Improving Line-of-Sight Viewing in Computer Labs

Students today are literally being lost behind their computer monitors. Faculty go into a classroom to teach and can no longer see their students. The first educational computers had tiny, 10-inch screens, which progressed to 12 inches, then to 13 inches and to 15 inches. Now the standard monitors are 17 inches, and these are giving way to dual monitors or even larger screens that simply block the line of sight between student and instructor.

None of the facility-planning books on our shelves warned us of this problem. It has crept up on us through the past 10 years. While we were focused on wires, cables and routers, our classrooms were becoming less friendly despite the great technology. Let me illustrate.

A Dysfunctional Environment for Teaching

As a department chair, I assigned a not-so-tall adjunct professor to teach one evening in the computer lab. The next day she came into my office to request a different classroom -- one without computers. When I asked why, she told me she found it simply impossible to teach in the computer lab.

This was pretty discouraging because the course required computers, and we had just spent a great deal of money on top-of-the-line computer systems. I went back into the classroom to investigate and determined she was absolutely correct. Unless she was to stand on a chair, she was not going to be seen by any of her students!

Despite the thousands of dollars spent on the computer lab, we had not created a teaching environment. This is an issue that facility planners and technology coordinators are just now facing. Let me tell you why the lab was so dysfunctional.

Learning Through the Sense of Vision

Research on learning styles has shown that a large segment of our population consists of visual learners. Students (adults included) gain most of their learning through the sense of sight.

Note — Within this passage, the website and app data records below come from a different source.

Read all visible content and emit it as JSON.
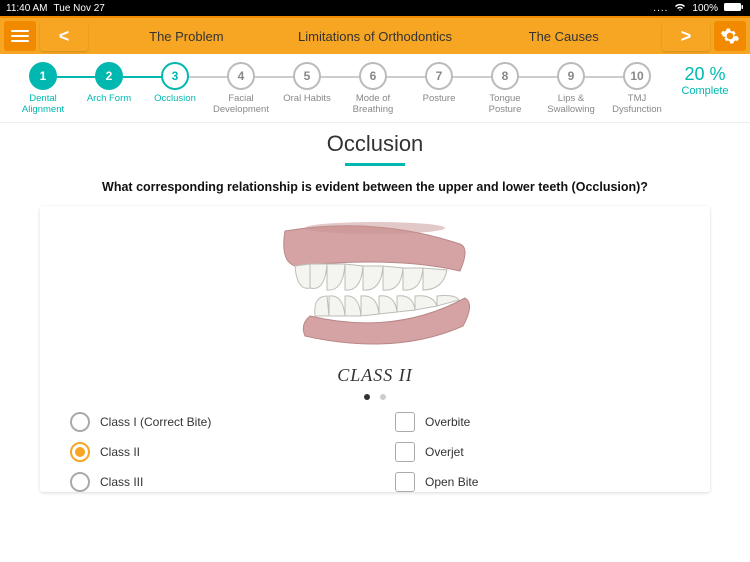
{
  "status": {
    "time": "11:40 AM",
    "date": "Tue Nov 27",
    "wifi": "100%"
  },
  "nav": {
    "prev": "<",
    "next": ">",
    "tabs": [
      "The Problem",
      "Limitations of Orthodontics",
      "The Causes"
    ]
  },
  "stepper": {
    "steps": [
      {
        "n": "1",
        "label": "Dental Alignment",
        "state": "done"
      },
      {
        "n": "2",
        "label": "Arch Form",
        "state": "done"
      },
      {
        "n": "3",
        "label": "Occlusion",
        "state": "active"
      },
      {
        "n": "4",
        "label": "Facial Development",
        "state": ""
      },
      {
        "n": "5",
        "label": "Oral Habits",
        "state": ""
      },
      {
        "n": "6",
        "label": "Mode of Breathing",
        "state": ""
      },
      {
        "n": "7",
        "label": "Posture",
        "state": ""
      },
      {
        "n": "8",
        "label": "Tongue Posture",
        "state": ""
      },
      {
        "n": "9",
        "label": "Lips & Swallowing",
        "state": ""
      },
      {
        "n": "10",
        "label": "TMJ Dysfunction",
        "state": ""
      }
    ],
    "completion_pct": "20 %",
    "completion_label": "Complete"
  },
  "section": {
    "title": "Occlusion",
    "question": "What corresponding relationship is evident between the upper and lower teeth (Occlusion)?",
    "illustration_caption": "CLASS II",
    "page_dots": {
      "count": 2,
      "active": 0
    },
    "radios": [
      {
        "label": "Class I (Correct Bite)",
        "selected": false
      },
      {
        "label": "Class II",
        "selected": true
      },
      {
        "label": "Class III",
        "selected": false
      }
    ],
    "checks": [
      {
        "label": "Overbite",
        "checked": false
      },
      {
        "label": "Overjet",
        "checked": false
      },
      {
        "label": "Open Bite",
        "checked": false
      }
    ]
  }
}
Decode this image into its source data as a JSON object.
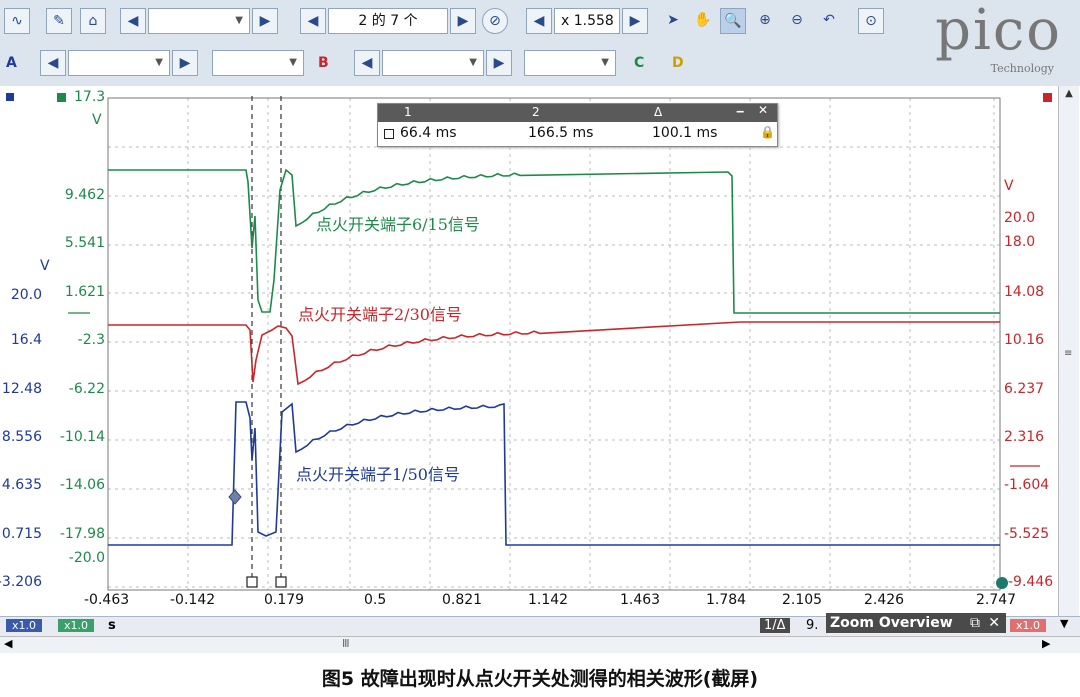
{
  "toolbar": {
    "page_indicator": "2 的 7 个",
    "zoom_level": "x 1.558",
    "channel_a_label": "A",
    "channel_b_label": "B",
    "channel_c_label": "C",
    "channel_d_label": "D"
  },
  "logo": {
    "brand": "pico",
    "sub": "Technology"
  },
  "axes": {
    "green_top": "17.3",
    "green_unit": "V",
    "green_ticks": [
      "9.462",
      "5.541",
      "1.621",
      "-2.3",
      "-6.22",
      "-10.14",
      "-14.06",
      "-17.98",
      "-20.0"
    ],
    "blue_unit": "V",
    "blue_ticks": [
      "20.0",
      "16.4",
      "12.48",
      "8.556",
      "4.635",
      "0.715",
      "-3.206"
    ],
    "red_unit": "V",
    "red_ticks": [
      "20.0",
      "18.0",
      "14.08",
      "10.16",
      "6.237",
      "2.316",
      "-1.604",
      "-5.525",
      "-9.446"
    ],
    "time_ticks": [
      "-0.463",
      "-0.142",
      "0.179",
      "0.5",
      "0.821",
      "1.142",
      "1.463",
      "1.784",
      "2.105",
      "2.426",
      "2.747"
    ],
    "time_unit": "s"
  },
  "measure": {
    "h1": "1",
    "h2": "2",
    "h3": "Δ",
    "v1": "66.4 ms",
    "v2": "166.5 ms",
    "v3": "100.1 ms"
  },
  "signals": {
    "green_label": "点火开关端子6/15信号",
    "red_label": "点火开关端子2/30信号",
    "blue_label": "点火开关端子1/50信号"
  },
  "colors": {
    "green": "#1e8a4a",
    "red": "#c8262a",
    "blue": "#1f3a9a",
    "grid": "#b9bcc0"
  },
  "status": {
    "x1_a": "x1.0",
    "x1_b": "x1.0",
    "s": "s",
    "ruler": "1/Δ",
    "nine": "9.",
    "zoom_overview": "Zoom Overview",
    "x1_c": "x1.0"
  },
  "caption": "图5   故障出现时从点火开关处测得的相关波形(截屏)"
}
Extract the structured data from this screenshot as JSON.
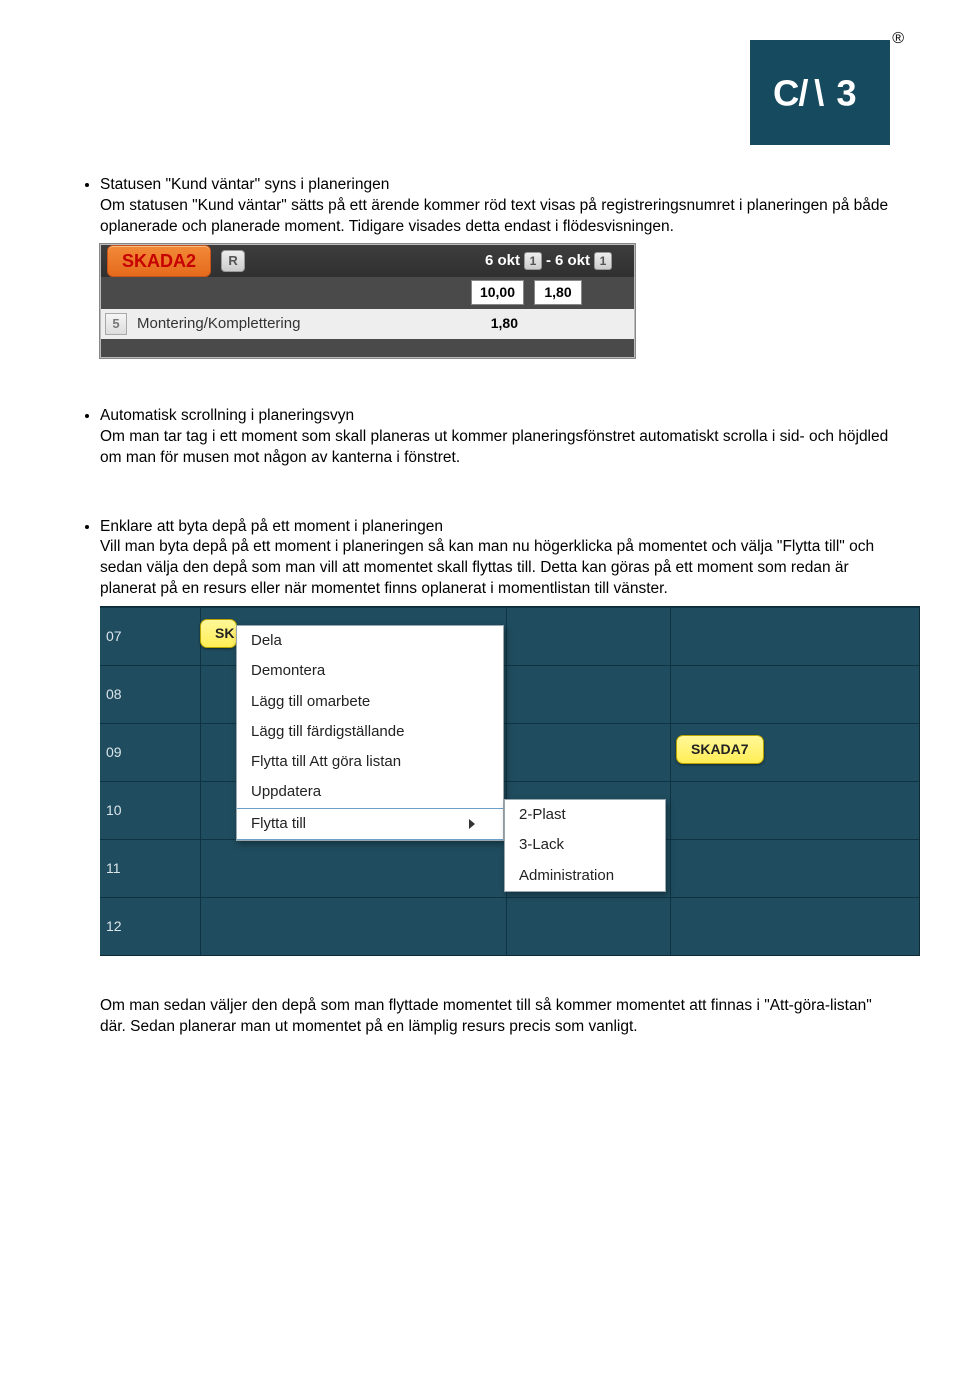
{
  "logo_text": "CAB",
  "sections": [
    {
      "title": "Statusen \"Kund väntar\" syns i planeringen",
      "body": "Om statusen \"Kund väntar\" sätts på ett ärende kommer röd text visas på registreringsnumret i planeringen på både oplanerade och planerade moment. Tidigare visades detta endast i flödesvisningen."
    },
    {
      "title": "Automatisk scrollning i planeringsvyn",
      "body": "Om man tar tag i ett moment som skall planeras ut kommer planeringsfönstret automatiskt scrolla i sid- och höjdled om man för musen mot någon av kanterna i fönstret."
    },
    {
      "title": "Enklare att byta depå på ett moment i planeringen",
      "body": "Vill man byta depå på ett moment i planeringen så kan man nu högerklicka på momentet och välja \"Flytta till\" och sedan välja den depå som man vill att momentet skall flyttas till. Detta kan göras på ett moment som redan är planerat på en resurs eller när momentet finns oplanerat i momentlistan till vänster."
    }
  ],
  "shot1": {
    "badge": "SKADA2",
    "r": "R",
    "date_from": "6 okt",
    "date_from_n": "1",
    "date_sep": "-",
    "date_to": "6 okt",
    "date_to_n": "1",
    "val1": "10,00",
    "val2": "1,80",
    "step_num": "5",
    "step_label": "Montering/Komplettering",
    "step_val": "1,80"
  },
  "shot2": {
    "hours": [
      "07",
      "08",
      "09",
      "10",
      "11",
      "12"
    ],
    "chip1": "SK",
    "chip2": "SKADA7",
    "menu": [
      "Dela",
      "Demontera",
      "Lägg till omarbete",
      "Lägg till färdigställande",
      "Flytta till Att göra listan",
      "Uppdatera",
      "Flytta till"
    ],
    "submenu": [
      "2-Plast",
      "3-Lack",
      "Administration"
    ]
  },
  "conclusion": "Om man sedan väljer den depå som man flyttade momentet till så kommer momentet att finnas i \"Att-göra-listan\" där. Sedan planerar man ut momentet på en lämplig resurs precis som vanligt."
}
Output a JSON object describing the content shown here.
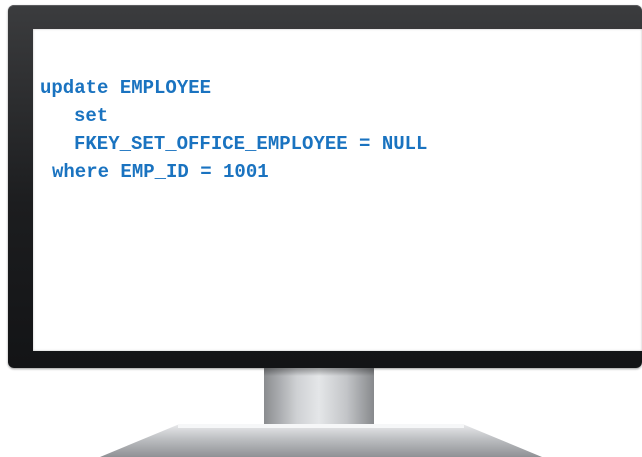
{
  "code": {
    "lines": [
      "update EMPLOYEE",
      "set",
      "FKEY_SET_OFFICE_EMPLOYEE = NULL",
      "where EMP_ID = 1001"
    ]
  },
  "colors": {
    "code_text": "#1a73c0",
    "bezel": "#1c1d1f",
    "screen": "#ffffff",
    "stand": "#c3c5c8"
  },
  "icons": [
    "monitor-icon"
  ]
}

Seeing the illustrations, board work, presentations and demonstrations is fundamental to good teaching and essential for most learners.

Something else to keep in mind is that educational facilities throughout the country are currently placing expensive computer projection devices in classrooms at an unprecedented rate. Some of these are going into computer classrooms where they won’t be effective because the students cannot see over their monitors.

Lack of Visual Cues

Another component of the problem is the lack of visual cues, which can be critical to the teaching/learning process in an instructional setting. Body language can tell a teacher when he or she has the attention of the class or when students are restless. A puzzled look may be the teacher’s only indication that a student has a question or does not understand a point.

The student also gains visual cues from the teacher. Good teachers can use a smile or a frown with more effect than an inexperienced teacher shouting to get the class’s attention. Not only are some not-so-tall instructors likely to disappear behind a forest of technology, but so are some not-so-tall students. This brings me to another point.

Keeping everyone on task in the computer classroom is always a challenge. Without line-of-sight control, it isn’t too long before those hidden students are off track with a lesson. When hidden, students feel quite free to partake of the many diversions networking can provide, such as surfing the Web, playing a video game or checking e-mail. While there is some relatively pricey software to lockstep everyone through a software demonstration, it is not a total solution in itself. Being able to look a student in the eye and know he or she is paying attention is still the instructor’s first line of control.

Supervising more than 20 faculty using computer labs, I also have started to hear complaints about the ability of the instructors to hear their students. What I believe is happening is that, when a student speaks, he or she is talking directly into the computer screen. The sound becomes deflected, muffled and distorted as the sound waves travel around the monitor. It is a little like trying to hold a conversation with someone who is talking with a hand over his or her mouth.

And these are the problems faced by students and teachers without hearing impairments. One also must consider those with hearing impairments.

Special Needs

Consider a student who depends on lip reading to understand the instructor. While other students may be able to listen and follow directions from behind a monitor, the hearing-impaired student is going to be at a loss.

The hearing-impaired student deserves to have as unobstructed a view of the instructor as other students. I suspect this problem is so new that it has yet to be addressed by the Americans with Disabilities Act. Nevertheless, it is something that every institution should be concerned about. What is amazing is that most educational institutions simply are not. Instead, nearly every university and community college has rows of computers with a wall of ever-larger monitors neatly in rows.

How Bowling Green Is Addressing the Issue

At Bowling Green State University in Ohio, we have worked with Waterville, Ohio-based BioFit Engineered Products, a manufacturer of ergonomic seating and other ergonomic products, to address this issue. Working in collaboration, we designed a desk that lowers the overall profile of the computer system by approximately six inches. This is achieved by using a recessed monitor platform and a tray insert system to accommodate a variety of systems and accessories.

The same lab that was dysfunctional is now being used fully. Moreover, faculty and students alike are requesting computer classes in that lab. More than 150 of the desks have been installed, and other labs are being retrofitted with it.

We’ve lowered the technology wall at Bowling Green State University. And as a result, we’ve created a warmer, more open and friendlier teaching/learning environment than we’ve ever experienced in a computer classroom.

Dr. Larry Hatch is chair of Visual Communications and Tech-nology Education at Bowling Green State University in Ohio.